Academics and Students in Community Engagement Research
A recently completed action research project to investigate the experiences of incorporating service learning with community engagement activities was undertaken as a collaborative effort between UKZN’s School of Social Sciences, the School of Education and the Faculty of Education at the University of the Free State (UFS).
The project relates to eight case studies that were conducted on UKZN’s Pietermaritzburg campus beginning with stakeholder consultations followed by implementation and evaluation of the case studies over 12 months.
The Community Engagement with Service Learning (CELS2) project tackled the challenge of how to address the competing goals and values of student service learning course requirements and those of community organisations in order to enhance university contributions to local development needs.
Heading the research are academics Professor Julia Preece of the School of Education, Dr Desiree Manicom of the School of Social Sciences, and UFS staffers, Dr Cias Tsotetsi and Dr Dipane Hlalele and their respective students.
The project responded to global interest in making Higher Education more responsive to development needs, national priorities for developing responsible citizens and institutional priorities for “responsible community engagement”.
According to Preece and Manicom, a community development approach was used which applied asset based development theory - supporting communities to build on their own assets to solve local problems - with the concept of adaptive leadership - being sensitive to context and encouraging communities to take responsibility for decision making. This was done with a view to building trust and contributing to community empowerment.
Preece said, ‘The study found that students and community members were able to learn from each other, contributing to new knowledge, skills and understandings but that the time frame for service learning militated against the CESL relationship.’
Manicom said: ‘It also found that clarification of competing goals and values prior to the service learning placements enhanced the community relationship but there is a need for ongoing feedback and monitoring to accommodate shifting goals and priorities during project implementation. Grassroots communities were motivated by the interest the University showed in their activities.’

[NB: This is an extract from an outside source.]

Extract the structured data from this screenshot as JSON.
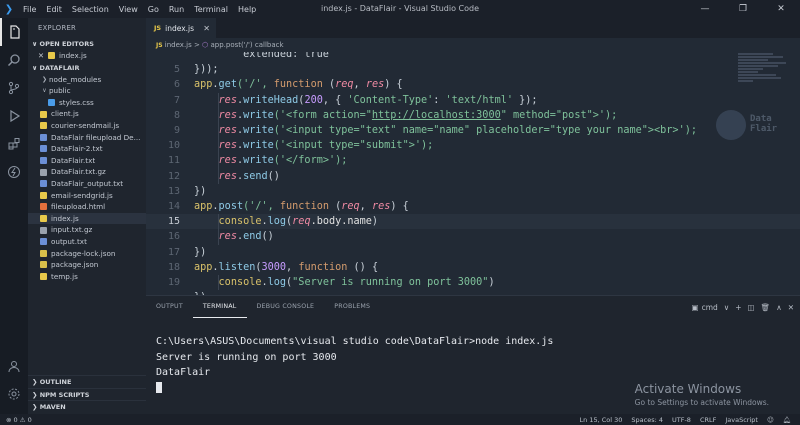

The study is a partnership between UKZN and UFS with funding from the National Research Foundation (NRF) and UKZN’s Teaching and Learning Office (UTLO). The findings have resulted in presentations at one international and two local conferences. Journal articles will be submitted for review later this year.
- Melissa Mungroo